Tax Reduction and Threat of Recession
Current Debate About Anti-Recession Tax Cut
Advocacy of immediate reductions in individual and Corporation income taxes to reverse the current slow-down in business activity has given rise to wide discussion of federal fiscal and budget policies. The government in-curred a $6.3 billion deficit in the fiscal year which ended June 30. A tax cut large enough to bring about the de-sired economic effects would produce a still bigger deficit in fiscal 1963. The only way to hold down that deficit would be to slash expenditures, but drastic cuts in spend-ing might offset the economic stimulus sought from a tax cut.
Main Question in Debate on Immediate Tax Cut
The main question, therefore, is whether a deliberately incurred deficit of substantial proportions is a risk worth taking in the hope that it will ward off a recession that would be more costly to the Treasury and to the country. The question involves the clash between defenders of ortho-dox fiscal policy and proponents of a compensatory fiscal policy, and also differences over the merits of various concepta of budget accounting.

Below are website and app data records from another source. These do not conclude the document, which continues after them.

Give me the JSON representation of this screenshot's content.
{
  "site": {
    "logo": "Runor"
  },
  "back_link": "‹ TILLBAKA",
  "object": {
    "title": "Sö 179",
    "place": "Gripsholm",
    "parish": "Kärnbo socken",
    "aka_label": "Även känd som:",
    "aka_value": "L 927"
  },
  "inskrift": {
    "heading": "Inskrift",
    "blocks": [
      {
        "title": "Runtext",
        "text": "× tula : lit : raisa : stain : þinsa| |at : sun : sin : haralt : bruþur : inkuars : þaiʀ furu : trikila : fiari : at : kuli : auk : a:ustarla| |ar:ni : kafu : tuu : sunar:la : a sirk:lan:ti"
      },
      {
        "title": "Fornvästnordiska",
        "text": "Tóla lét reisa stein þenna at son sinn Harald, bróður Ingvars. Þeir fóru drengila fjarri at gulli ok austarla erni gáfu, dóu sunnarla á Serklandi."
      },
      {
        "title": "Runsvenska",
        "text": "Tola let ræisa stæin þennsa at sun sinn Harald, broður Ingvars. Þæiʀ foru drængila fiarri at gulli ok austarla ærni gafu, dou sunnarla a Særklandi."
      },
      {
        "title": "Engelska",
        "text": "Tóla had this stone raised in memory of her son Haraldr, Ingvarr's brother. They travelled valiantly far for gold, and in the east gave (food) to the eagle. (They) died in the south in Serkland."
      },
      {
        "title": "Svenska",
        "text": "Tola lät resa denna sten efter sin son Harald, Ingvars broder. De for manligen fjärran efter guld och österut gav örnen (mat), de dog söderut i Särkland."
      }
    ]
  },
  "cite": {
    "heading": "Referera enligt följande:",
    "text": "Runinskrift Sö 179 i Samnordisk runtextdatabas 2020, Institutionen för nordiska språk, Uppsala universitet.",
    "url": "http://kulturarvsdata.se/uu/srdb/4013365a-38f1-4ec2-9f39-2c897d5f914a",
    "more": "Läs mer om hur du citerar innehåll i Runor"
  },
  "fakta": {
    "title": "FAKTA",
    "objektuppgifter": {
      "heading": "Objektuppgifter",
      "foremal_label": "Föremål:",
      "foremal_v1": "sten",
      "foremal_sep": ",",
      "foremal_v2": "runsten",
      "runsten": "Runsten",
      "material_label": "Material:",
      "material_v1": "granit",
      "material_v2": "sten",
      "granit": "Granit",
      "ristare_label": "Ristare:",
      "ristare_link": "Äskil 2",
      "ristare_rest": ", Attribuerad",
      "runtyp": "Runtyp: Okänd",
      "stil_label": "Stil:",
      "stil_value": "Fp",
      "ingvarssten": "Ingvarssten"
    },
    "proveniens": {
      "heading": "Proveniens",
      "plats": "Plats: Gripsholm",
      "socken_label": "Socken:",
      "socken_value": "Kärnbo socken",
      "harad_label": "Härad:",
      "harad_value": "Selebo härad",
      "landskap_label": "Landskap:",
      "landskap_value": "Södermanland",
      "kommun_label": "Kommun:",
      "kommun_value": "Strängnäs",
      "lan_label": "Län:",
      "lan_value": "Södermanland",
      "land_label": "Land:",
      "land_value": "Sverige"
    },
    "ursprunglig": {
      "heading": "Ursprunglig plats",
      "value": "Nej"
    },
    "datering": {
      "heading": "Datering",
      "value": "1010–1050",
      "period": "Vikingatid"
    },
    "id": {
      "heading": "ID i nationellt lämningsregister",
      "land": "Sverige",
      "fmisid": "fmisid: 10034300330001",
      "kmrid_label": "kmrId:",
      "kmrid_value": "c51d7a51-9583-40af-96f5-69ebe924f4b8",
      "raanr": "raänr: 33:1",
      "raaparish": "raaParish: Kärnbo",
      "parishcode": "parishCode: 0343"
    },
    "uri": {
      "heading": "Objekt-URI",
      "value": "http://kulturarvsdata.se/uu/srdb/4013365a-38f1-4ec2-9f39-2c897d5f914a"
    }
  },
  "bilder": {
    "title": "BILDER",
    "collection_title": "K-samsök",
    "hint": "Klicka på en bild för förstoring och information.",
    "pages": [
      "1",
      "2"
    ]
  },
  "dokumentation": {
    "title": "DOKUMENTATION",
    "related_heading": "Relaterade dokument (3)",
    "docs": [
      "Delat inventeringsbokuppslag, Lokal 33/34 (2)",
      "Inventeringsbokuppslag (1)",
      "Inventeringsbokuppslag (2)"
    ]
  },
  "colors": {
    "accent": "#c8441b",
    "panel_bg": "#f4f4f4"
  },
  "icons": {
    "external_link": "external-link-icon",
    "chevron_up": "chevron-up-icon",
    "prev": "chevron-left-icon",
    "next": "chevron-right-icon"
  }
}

The fiscal and budget policies of Western European countries, credited in part for the present health of their economies, are being studied by American economists to determine if they hold lessons of value for the United States. Different accounting methods appear to simplify the task of budget balancing among the European govern-ments. In this country, on the other hand, changes in budget and fiscal policy have to be weighed against the possibility that they would accentuate an adverse balance of international payments and a prevailing outward flow of gold.